At their meeting on 9 April 2005 the members approved this revised version of the aims of Abington Naturewatch:

  • To monitor and record the wildlife (fauna & flora) within the borders of the Abingtons;
  • To encourage protection of our wildlife, maintain its quality and foster its diversity;
  • To promote awareness of the richness, potential and problems of the natural environment of the Abingtons;
  • To cooperate in improving access to the local natural environment for the benefit of all Abington villagers.

Pat Daunt, Founder

The organisation is informal and communication is by email if possible; members are notified of events from time to time.
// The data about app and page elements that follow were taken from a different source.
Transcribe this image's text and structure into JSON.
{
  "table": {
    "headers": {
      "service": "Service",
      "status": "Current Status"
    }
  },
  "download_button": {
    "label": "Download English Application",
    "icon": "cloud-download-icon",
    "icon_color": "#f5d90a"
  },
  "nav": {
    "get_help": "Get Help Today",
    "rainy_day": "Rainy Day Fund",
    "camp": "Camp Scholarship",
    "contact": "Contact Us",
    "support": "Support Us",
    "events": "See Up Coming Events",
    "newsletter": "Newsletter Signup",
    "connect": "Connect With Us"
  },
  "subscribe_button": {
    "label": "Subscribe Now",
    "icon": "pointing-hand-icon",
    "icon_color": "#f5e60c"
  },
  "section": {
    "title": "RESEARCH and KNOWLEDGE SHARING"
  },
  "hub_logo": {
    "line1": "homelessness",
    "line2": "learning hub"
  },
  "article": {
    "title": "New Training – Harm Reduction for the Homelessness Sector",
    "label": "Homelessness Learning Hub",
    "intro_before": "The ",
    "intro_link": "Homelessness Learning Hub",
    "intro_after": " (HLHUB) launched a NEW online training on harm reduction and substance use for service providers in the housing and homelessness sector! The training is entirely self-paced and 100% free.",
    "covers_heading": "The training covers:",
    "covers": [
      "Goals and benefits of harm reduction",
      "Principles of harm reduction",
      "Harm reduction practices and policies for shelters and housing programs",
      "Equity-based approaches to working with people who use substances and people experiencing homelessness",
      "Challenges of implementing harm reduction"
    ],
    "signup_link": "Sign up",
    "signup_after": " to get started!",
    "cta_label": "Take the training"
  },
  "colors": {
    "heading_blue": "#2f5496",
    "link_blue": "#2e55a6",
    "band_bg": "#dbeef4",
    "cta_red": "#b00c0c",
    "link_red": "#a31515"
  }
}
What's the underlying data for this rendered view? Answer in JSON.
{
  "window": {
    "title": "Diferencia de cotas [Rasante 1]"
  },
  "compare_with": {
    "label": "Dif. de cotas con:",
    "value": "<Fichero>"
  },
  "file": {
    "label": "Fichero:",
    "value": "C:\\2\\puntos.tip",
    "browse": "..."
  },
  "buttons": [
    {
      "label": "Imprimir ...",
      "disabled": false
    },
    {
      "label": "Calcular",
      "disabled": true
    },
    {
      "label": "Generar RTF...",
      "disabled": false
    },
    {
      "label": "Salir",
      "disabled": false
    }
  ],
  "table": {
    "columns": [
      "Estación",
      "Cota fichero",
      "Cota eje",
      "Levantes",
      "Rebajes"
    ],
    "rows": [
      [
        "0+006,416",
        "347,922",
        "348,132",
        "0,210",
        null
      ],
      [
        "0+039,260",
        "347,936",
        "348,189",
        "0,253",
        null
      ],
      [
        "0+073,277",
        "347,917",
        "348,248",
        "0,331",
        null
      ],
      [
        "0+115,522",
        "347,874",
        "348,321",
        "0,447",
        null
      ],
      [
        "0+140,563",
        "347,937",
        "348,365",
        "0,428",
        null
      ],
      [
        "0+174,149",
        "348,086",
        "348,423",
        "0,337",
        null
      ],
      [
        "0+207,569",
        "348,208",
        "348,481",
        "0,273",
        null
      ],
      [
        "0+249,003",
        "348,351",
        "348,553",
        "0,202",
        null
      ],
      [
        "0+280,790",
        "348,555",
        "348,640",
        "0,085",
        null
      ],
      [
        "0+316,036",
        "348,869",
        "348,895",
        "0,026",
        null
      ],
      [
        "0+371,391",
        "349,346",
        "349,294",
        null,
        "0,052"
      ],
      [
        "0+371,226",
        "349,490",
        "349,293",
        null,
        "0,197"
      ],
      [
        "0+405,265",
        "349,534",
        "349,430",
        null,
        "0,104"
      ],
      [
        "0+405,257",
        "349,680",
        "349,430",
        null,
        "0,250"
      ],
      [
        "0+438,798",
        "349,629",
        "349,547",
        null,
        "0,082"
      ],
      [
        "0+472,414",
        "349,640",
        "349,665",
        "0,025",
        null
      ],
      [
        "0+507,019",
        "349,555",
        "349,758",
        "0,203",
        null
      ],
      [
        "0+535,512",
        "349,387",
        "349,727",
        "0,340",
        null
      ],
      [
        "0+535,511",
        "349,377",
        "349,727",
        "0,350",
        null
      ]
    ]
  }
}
Contact details are maintained by a small "project team". There is currently no membership fee as costs are covered by voluntary contributions at events.

Members are encouraged to report notable sightings of flora and fauna within the Abingtons to the appropriate sector coordinator and an illustrated record is published annually.

A map of the area covered, with some features noted, is available here:>

For more information or to join, please contact David Farrant on (01223) 892871.

Contributions to our records should be sent to sector contacts or either of the above. Photographs may also be submitted to Andy Merryweather (